Out Loud About this Project (drop down and Out Loud Page)

 

Boy, I’ve struggled with how to introduce this project. On the one hand, it’s an important and potent set of stories about church, school, and family abuse, all occurring within – and to be honest, facilitated by – a church that is local to me: Christ Church of Moscow, Idaho. On the other hand, I am deeply familiar with and personally fond of this particular church community, having been part of it myself for many years; so how do I tell this kind of story about people I love and care about, without becoming the nastiest kind of accuser and attacker? 

 

Here’s how I think about it. When I left the church myself, with my own set of wounds, I became curious about the stories of others and started seeking those out. Over the course of the last five years, I have been privileged to hear story after sorrowful story that people shared with me when I asked them. 

 

There are many, many more than I’ve recorded here. These were stories of kids who were meant to thrive in the rigorous academia of Logos School but just couldn’t ever quite fit in; and, sadly, their families were so deeply committed to the glittering vision of robust Christian education, that they became blind to their own children’s needs and, essentially, sided against them and with the system. They are stories of women caught for decades in oppressive, pornographic marriages, seeking help from a pastor or pastor’s wife, and hearing what their husbands needed was more sex, better sex, a more cooperative, sexier wife. There are stories of kids being abused at the hands of siblings, fathers, Christian men at their school, and the church and family (or church and school) conspiring together to sweep it all under the rug. Stories of young men raised with such a burden of responsibility they could never hope to succeed, young women raised to submit and married early to authoritarian boys, and awakening later in life to the fact they never once understood they had a different choice. Stories of kids who moved here for college, full of hope and excitement, and got chewed up and spit out because the decks of local influence were stacked against them. Story after story after story of people who once loved this church and this town, but now they can’t even come to visit without their hearts racing and palms sweating. People who were just relieved to get away and forget and find a sense of peace somewhere else, having full-on panic attacks when they come to see their friends in little Moscow, Idaho. 

 

To be honest with you, I don’t know if this is a problem unique to this church; but I do think it is a problem unique to this type of church. When you have a system that emphasizes authority and submission, de-emphasizes personal agency and responsibility, and prioritizes the voices of those in authority, you have the kind of place where individual people can get caught in the machinery. Add to that – a place where the authority of church and school is commingled, so that your teachers are your elders, and your pastors are on the board, and it’s ripe for disaster. A system like that would have to be strenuously and humbly committed to best practices to avoid disaster. 

 

Meanwhile, I continue to struggle with myself. What should it look like to navigate this tension between local love and local anger?
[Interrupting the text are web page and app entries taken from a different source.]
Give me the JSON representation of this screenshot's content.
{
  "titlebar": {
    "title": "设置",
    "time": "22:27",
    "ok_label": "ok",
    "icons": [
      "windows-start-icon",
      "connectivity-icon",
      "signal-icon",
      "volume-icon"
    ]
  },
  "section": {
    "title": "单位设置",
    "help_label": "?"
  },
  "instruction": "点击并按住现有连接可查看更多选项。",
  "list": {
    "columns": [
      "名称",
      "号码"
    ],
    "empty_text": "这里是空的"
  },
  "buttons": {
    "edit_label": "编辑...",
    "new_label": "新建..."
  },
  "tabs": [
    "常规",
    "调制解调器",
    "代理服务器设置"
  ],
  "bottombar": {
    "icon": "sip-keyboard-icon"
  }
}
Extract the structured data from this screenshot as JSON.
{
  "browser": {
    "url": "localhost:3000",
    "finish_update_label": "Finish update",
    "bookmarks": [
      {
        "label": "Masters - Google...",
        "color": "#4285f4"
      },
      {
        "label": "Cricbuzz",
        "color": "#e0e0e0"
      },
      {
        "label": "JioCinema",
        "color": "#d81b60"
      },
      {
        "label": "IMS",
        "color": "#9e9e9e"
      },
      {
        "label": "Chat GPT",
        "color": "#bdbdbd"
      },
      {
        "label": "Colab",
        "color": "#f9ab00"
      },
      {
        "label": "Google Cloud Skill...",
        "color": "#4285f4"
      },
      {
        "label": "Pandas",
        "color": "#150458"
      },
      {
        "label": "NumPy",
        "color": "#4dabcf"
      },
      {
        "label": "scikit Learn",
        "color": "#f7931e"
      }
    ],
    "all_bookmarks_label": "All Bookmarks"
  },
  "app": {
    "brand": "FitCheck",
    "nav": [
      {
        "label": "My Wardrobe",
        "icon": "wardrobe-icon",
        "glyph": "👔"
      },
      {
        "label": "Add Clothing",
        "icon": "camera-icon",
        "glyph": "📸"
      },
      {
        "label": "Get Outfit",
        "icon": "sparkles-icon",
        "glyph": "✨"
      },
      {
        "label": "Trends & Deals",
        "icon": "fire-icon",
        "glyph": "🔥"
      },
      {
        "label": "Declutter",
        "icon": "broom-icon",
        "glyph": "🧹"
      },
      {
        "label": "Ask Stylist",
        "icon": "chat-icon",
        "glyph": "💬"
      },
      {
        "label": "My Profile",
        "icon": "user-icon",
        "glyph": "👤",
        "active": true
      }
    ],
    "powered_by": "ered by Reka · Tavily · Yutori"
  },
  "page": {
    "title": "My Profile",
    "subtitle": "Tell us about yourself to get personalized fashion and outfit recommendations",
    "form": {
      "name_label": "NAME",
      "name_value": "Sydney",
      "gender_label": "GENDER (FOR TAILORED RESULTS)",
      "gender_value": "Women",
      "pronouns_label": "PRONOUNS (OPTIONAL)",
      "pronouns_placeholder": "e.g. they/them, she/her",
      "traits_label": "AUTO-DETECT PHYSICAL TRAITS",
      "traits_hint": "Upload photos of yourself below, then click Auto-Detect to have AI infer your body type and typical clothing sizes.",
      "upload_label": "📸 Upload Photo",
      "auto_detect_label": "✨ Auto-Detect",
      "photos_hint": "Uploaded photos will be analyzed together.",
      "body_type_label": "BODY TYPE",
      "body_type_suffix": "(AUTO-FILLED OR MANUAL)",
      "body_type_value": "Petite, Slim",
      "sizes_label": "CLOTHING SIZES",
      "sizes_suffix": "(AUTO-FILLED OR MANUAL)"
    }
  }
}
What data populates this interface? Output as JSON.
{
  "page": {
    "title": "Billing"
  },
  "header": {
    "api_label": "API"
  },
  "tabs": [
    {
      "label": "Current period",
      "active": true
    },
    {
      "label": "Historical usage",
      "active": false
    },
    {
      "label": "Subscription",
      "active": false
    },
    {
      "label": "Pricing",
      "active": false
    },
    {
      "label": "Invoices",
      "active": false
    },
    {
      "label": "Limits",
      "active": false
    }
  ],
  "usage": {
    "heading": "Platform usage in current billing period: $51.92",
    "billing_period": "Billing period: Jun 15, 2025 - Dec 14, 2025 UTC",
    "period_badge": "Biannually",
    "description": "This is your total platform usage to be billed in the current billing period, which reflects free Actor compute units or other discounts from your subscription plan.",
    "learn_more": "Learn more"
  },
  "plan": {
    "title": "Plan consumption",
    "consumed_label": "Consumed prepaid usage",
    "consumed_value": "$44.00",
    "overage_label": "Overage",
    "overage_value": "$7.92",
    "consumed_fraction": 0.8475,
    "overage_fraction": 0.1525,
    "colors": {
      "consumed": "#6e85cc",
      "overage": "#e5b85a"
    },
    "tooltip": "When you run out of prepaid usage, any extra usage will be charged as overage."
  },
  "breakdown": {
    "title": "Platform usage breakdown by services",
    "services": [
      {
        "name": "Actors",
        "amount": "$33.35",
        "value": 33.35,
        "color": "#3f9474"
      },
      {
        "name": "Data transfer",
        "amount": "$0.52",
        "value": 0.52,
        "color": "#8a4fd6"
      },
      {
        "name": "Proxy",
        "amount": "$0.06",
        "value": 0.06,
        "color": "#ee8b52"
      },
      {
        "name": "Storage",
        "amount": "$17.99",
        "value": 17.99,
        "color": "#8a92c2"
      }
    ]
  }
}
What do I make of the fact that I care about these people, and I enjoy and benefit from rubbing shoulders with them in this tiny town, and I am also endlessly angry on behalf of the many souls who have been hurt, pushed away, and crushed by the wheels of this system? 

 

My contributors have also agonized over whether to share these stories. What if their families get angry with them, or suffer loss of friendships or livelihood as a result of them speaking up? This is a very real possibility in a church system so intent on maintaining control of its carefully curated reputation. Contrary to some people’s opinions, it is not easy to publicly accept the role of survivor. 

 

I’ve thought of a dozen ways to present this project, but in the end, I just want to present it, without interpretation, and hope that does it justice.  I do want you to know, almost every one of these folks, after engaging their significant personal fear to share a story that could break your heart, has said some version of this: 

 

“If even one person can be helped by hearing my story, it will all be worth it.” 

 

With that hope,

 

Claire Roise

Moscow, Idaho 

December 2021